The Indonesia-Korea Comprehensive Economic Partnership (IK-CEPA), began with negotiations in 2012 between the two countries. The negotiations were suspended in 2014 before being resumed in 2019 and were officially implemented on January 1, 2023. The IK-CEPA eliminates 95 percent of Indonesia’s tariffs on exports to South Korea and 92 percent of South Korean tariffs on exports to Indonesia. The agreement will boost Indonesia’s fisheries and agriculture sectors while also strengthening South Korea’s automotive and industrial sectors. For South Korea, Indonesia is a potential production base, especially for automotives, petrochemicals, and steel. Automaker Hyundai is noted as being a significant investor in Indonesia and has recently invested US$1.5 billion to build an automotive plant to produce electric (EV) as well as combustion engine (ICE) vehicles. The company has also joined a consortium with LG to build Southeast Asia’s largest EV battery plant cell in Indonesia.

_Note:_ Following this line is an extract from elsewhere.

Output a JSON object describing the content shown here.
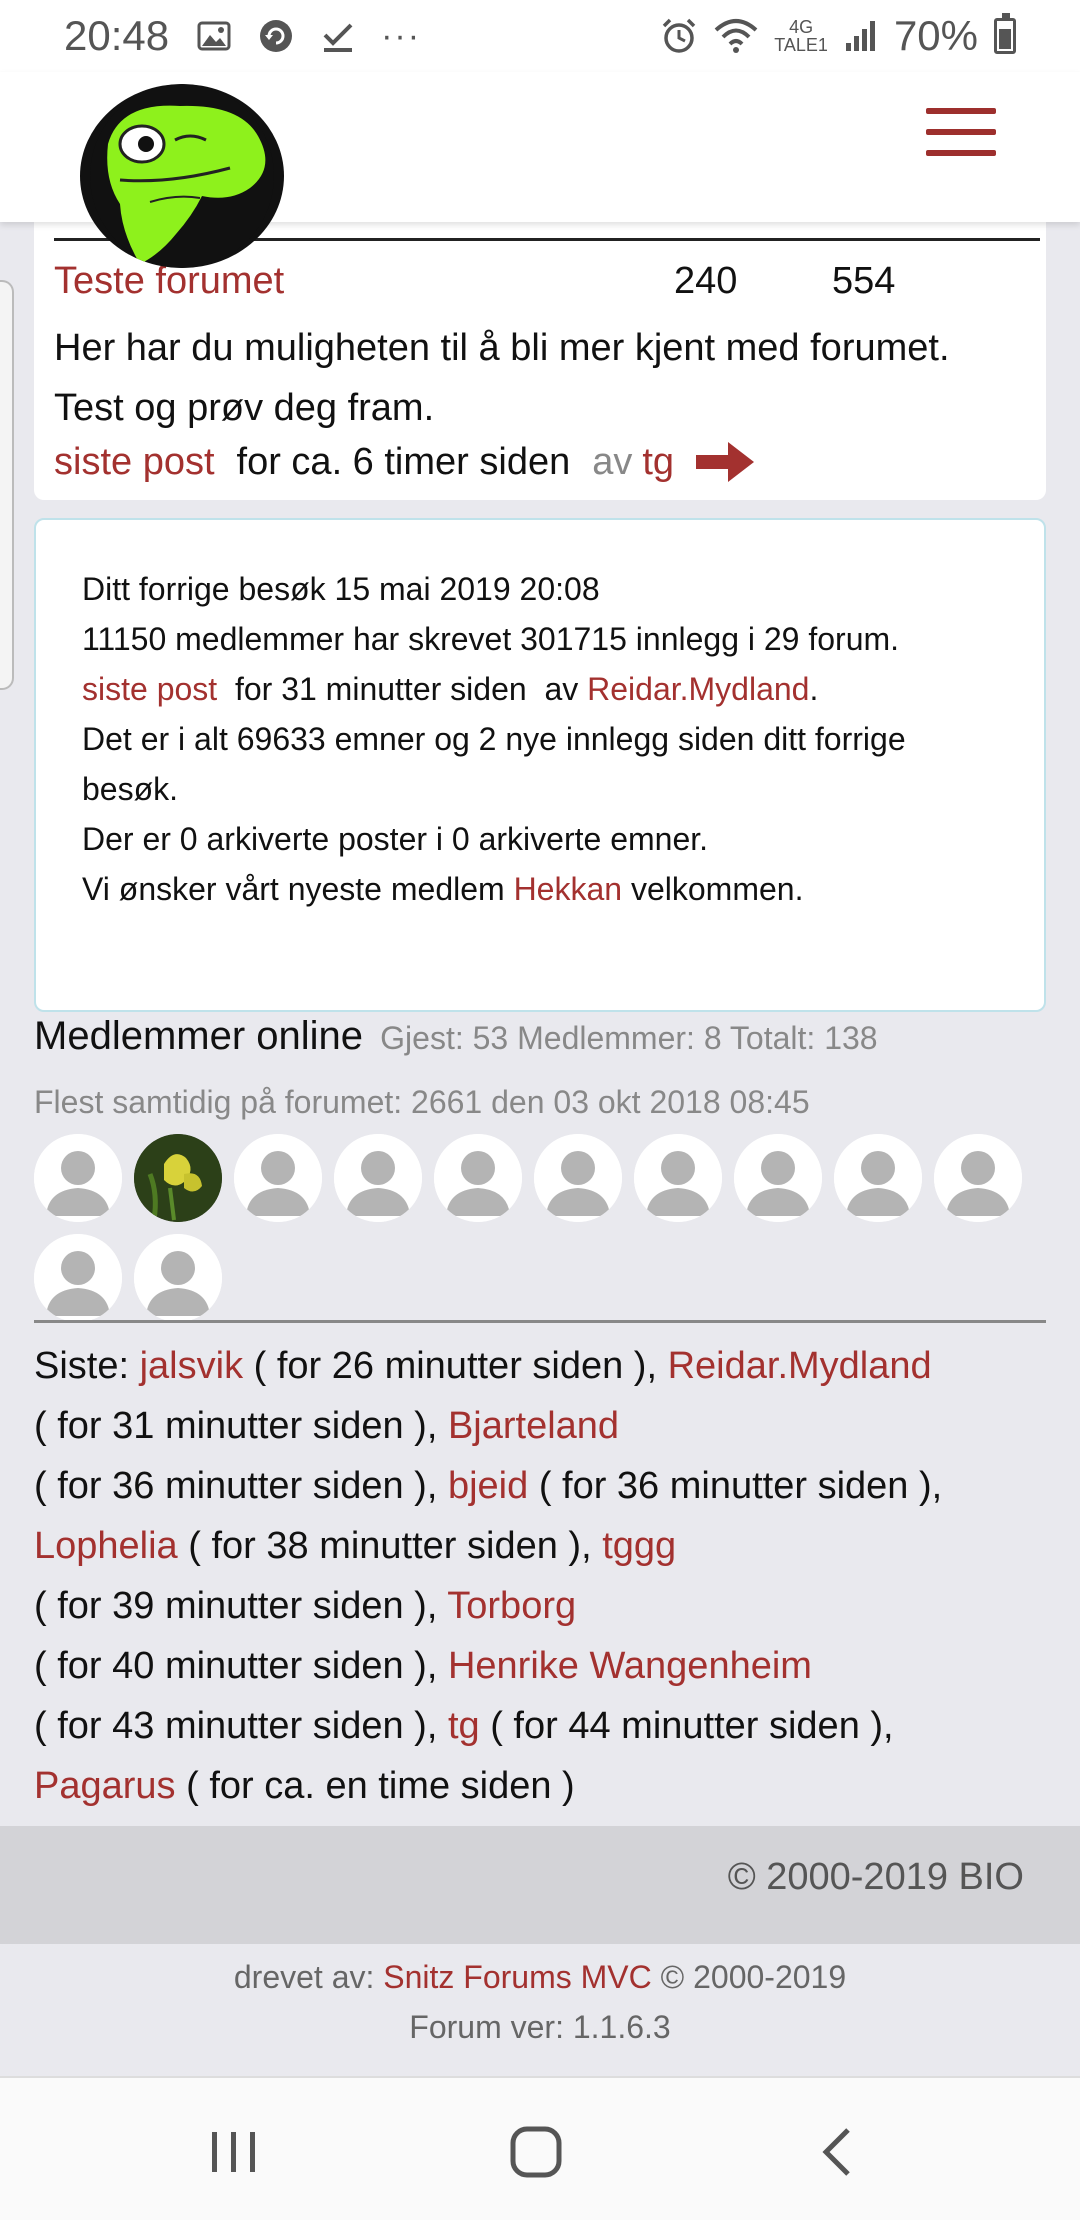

South Korea was the seventh largest investor in Indonesia for 2022, with bilateral trade reaching US$20 billion.